§ Description of the task
Go through the data and copy each line where the string "true" appears.

§ Records to use
# # # #

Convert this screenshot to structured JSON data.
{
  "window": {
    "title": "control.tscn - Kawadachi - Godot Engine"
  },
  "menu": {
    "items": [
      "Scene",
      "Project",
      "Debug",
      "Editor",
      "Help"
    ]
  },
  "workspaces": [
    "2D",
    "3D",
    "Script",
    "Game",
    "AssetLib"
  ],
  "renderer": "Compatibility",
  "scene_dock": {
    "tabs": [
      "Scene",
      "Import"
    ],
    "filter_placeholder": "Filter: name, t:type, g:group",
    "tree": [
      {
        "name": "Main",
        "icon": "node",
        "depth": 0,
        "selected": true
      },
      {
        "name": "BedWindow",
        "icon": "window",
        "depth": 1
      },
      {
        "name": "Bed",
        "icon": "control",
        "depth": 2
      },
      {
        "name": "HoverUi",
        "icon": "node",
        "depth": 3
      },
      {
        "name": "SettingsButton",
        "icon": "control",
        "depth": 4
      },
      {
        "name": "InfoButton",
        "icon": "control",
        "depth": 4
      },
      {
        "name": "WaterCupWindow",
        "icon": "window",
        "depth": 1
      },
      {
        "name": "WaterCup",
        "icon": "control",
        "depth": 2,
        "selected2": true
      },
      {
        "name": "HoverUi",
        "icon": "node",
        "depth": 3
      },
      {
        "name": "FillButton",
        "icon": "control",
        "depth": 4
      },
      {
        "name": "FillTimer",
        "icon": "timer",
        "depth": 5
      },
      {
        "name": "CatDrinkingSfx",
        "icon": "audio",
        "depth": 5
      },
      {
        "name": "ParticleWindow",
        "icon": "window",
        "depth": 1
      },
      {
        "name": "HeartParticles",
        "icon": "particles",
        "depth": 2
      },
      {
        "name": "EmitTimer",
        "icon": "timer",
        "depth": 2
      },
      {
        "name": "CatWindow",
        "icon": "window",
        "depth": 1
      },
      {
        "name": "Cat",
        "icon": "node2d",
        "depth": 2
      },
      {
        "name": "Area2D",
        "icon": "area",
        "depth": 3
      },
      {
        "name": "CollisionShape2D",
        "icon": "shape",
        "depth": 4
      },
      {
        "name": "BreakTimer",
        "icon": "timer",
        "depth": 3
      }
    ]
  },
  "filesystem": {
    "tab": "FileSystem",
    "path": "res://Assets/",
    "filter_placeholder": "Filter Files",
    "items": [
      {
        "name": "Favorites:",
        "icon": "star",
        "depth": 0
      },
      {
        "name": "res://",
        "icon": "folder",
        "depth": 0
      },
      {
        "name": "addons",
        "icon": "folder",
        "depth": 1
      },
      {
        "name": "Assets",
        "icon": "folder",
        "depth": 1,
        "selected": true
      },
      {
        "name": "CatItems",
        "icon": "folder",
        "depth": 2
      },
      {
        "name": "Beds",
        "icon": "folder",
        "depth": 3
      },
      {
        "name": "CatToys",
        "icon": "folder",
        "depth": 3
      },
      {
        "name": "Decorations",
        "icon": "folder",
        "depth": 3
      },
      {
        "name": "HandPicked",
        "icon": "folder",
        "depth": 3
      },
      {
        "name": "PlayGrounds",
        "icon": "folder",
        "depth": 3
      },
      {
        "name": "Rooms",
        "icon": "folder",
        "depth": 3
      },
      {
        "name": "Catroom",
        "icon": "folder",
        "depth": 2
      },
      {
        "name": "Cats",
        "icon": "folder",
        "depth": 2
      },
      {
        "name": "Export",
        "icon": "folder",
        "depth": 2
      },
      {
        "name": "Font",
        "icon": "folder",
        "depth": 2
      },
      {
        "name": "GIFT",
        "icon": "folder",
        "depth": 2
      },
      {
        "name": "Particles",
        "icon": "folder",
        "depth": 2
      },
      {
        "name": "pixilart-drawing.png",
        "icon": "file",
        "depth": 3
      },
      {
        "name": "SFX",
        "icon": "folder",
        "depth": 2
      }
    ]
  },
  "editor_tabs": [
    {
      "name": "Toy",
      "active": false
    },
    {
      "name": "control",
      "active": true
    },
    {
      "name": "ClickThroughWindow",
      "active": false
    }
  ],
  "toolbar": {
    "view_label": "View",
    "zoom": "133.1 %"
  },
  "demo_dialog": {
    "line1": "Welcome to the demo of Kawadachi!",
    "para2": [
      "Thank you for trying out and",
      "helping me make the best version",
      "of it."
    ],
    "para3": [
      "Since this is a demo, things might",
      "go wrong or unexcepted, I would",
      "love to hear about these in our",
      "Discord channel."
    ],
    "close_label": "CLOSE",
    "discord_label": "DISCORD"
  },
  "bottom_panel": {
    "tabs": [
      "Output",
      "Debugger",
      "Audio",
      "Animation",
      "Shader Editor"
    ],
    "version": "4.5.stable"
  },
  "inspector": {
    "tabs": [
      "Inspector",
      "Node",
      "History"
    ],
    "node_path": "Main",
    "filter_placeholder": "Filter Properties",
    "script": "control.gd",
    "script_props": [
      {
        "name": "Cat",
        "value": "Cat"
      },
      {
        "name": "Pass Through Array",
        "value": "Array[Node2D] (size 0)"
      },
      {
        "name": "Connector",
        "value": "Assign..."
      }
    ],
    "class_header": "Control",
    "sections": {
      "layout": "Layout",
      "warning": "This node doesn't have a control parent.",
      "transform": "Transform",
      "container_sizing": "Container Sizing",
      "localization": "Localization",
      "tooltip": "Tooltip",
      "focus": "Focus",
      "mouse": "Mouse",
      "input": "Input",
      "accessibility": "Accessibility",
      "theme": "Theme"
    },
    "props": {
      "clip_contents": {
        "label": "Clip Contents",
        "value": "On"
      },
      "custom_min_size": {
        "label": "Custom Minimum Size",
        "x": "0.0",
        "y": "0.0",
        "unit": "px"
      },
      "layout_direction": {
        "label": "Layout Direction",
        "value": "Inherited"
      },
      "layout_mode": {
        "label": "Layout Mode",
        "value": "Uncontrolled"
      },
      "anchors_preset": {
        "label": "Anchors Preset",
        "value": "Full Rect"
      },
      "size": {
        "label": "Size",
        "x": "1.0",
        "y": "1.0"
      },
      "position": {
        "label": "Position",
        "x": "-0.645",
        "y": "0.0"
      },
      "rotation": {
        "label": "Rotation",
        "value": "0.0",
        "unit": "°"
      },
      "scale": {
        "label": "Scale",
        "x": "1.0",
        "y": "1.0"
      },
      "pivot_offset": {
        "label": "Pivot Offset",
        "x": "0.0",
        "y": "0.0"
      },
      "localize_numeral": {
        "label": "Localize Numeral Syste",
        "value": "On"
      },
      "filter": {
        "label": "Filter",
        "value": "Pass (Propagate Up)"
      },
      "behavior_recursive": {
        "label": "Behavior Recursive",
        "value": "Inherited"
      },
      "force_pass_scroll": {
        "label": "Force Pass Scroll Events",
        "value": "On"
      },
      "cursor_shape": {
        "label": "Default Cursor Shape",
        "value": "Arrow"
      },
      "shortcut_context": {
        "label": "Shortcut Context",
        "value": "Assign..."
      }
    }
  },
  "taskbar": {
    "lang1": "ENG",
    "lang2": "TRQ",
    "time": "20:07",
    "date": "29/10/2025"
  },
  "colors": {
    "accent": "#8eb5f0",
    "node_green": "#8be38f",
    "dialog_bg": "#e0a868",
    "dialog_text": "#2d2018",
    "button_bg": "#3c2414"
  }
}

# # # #

§ Response to this task
        "selected": true
        "selected2": true
        "selected": true
      "active": true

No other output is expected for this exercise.